The final issues concern the award of attorney fees. Husband first contends that the court erred in allowing wife's attorney fees because the wife was possessed of sufficient means of her own to defend the action brought against her and to prosecute her cross-claim. All of the cases cited by husband ante-date the enactment of the Dissolution of Marriage Act §§ 452.300-452.415 RSMo 1973 Supp. Under § 452.355 the trial court has broad discretion in determining whether to make an award of attorney's fees after taking into consideration all "relevant factors including the financial resources of both parties." An appellate court will not overturn that determination except for abuse of discretion. Kieffer v. Kieffer, 590 S.W.2d 915, 919 (Mo. banc 1979). From our study of the transcript in this case we cannot say that the trial court abused its discretion in making the award of attorney fees.

Husband also complains that the award of $1,256.00 is excessive. Counsel for wife stated to the court that $256.00 had been paid out for expenses of the litigation and asked that the court make an award of $1,000.00 and expenses.
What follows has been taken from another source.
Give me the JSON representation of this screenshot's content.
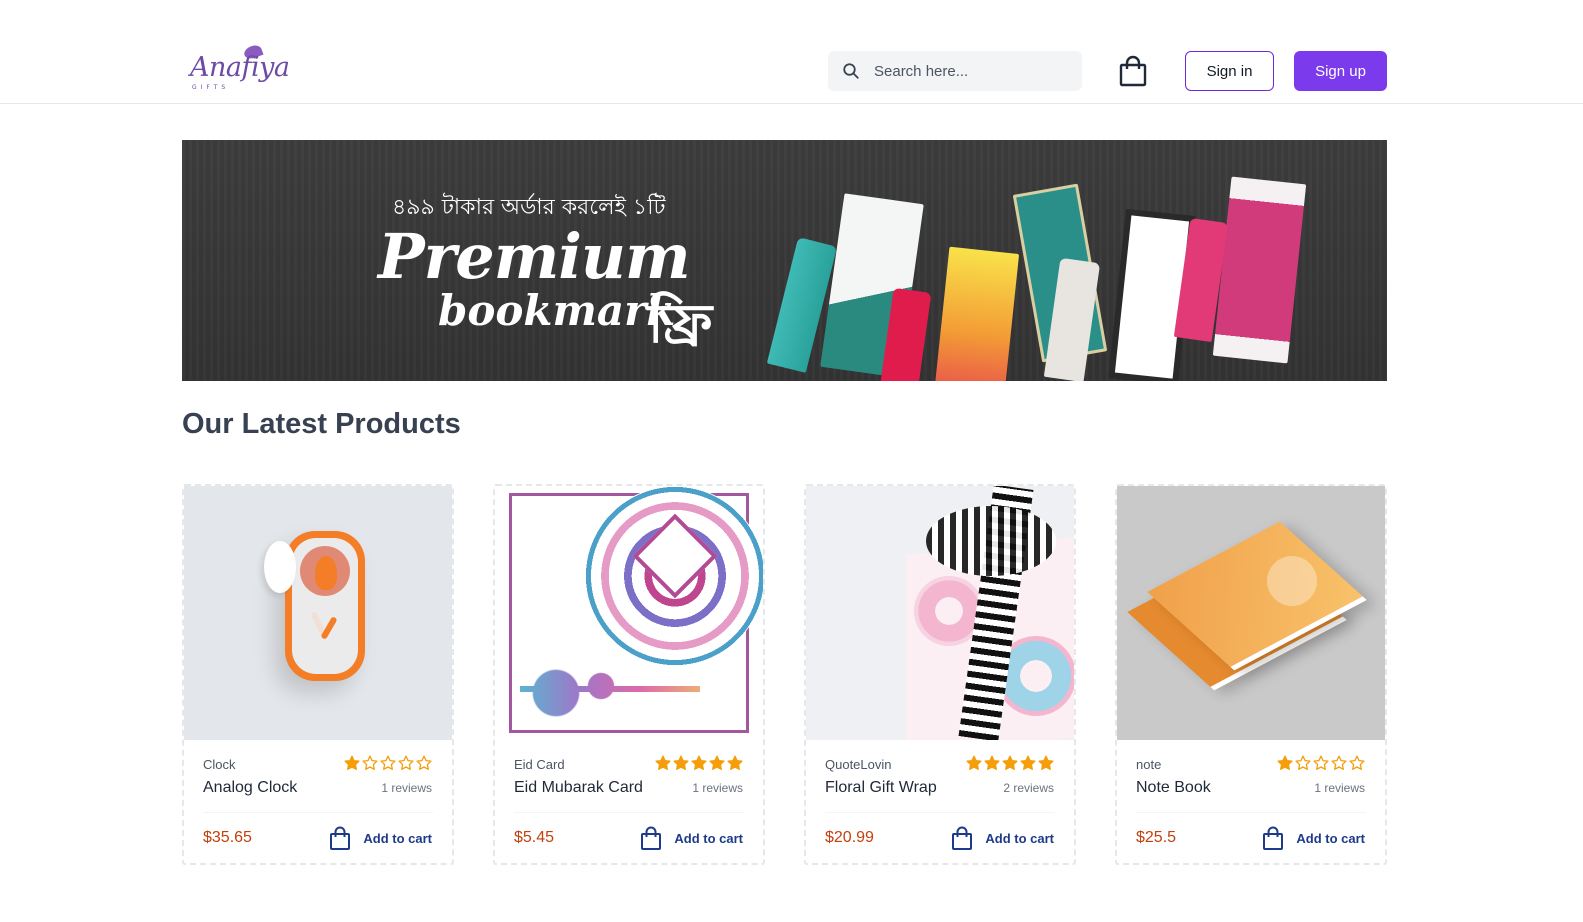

The judge who tried the case had before him the record of prior proceedings held before Judge Lawrence O. Davis. He was also cognizant of the fact that an appeal had been taken and prosecuted from the judgment entered by Judge Davis. He was also aware of the proceeding before him that resulted in the present judgment. The trial court, as an expert on attorney fees, being acquainted with issues involved, was in a position to fix the amount of attorney fees in this case. Beckman v. Beckman, 545 S.W.2d 300, 303 (Mo.App.1976). It is evident that the trial court in setting the fees in this case considered all relevant factors including the financial resources of the parties. In a case of persons of more substantial financial resources this fee could be considered modest. We find no abuse of discretion in this award.

Husband also contends that the fees should have been limited to the trial held by Judge Brackmann. We cannot agree. The fees properly encompassed all proceedings in which her counsel participated since the institution of this action through the trial. We do not find Boyer v. Boyer, 567 S.W.2d 749 (Mo.App.1978) to be apposite because Boyer involves the question of excessiveness only and does not limit the award to any phase of the case.

Finding no error the judgment of the trial court is affirmed.

WEIER and SNYDER, JJ., concur.


[1] The statute has been repealed and § 452.320 RSMo 1977 Supp. has been enacted.

[2] "Did you ever tell Bill's mother, Mrs. Brown, that you did not know who the father of the child was?"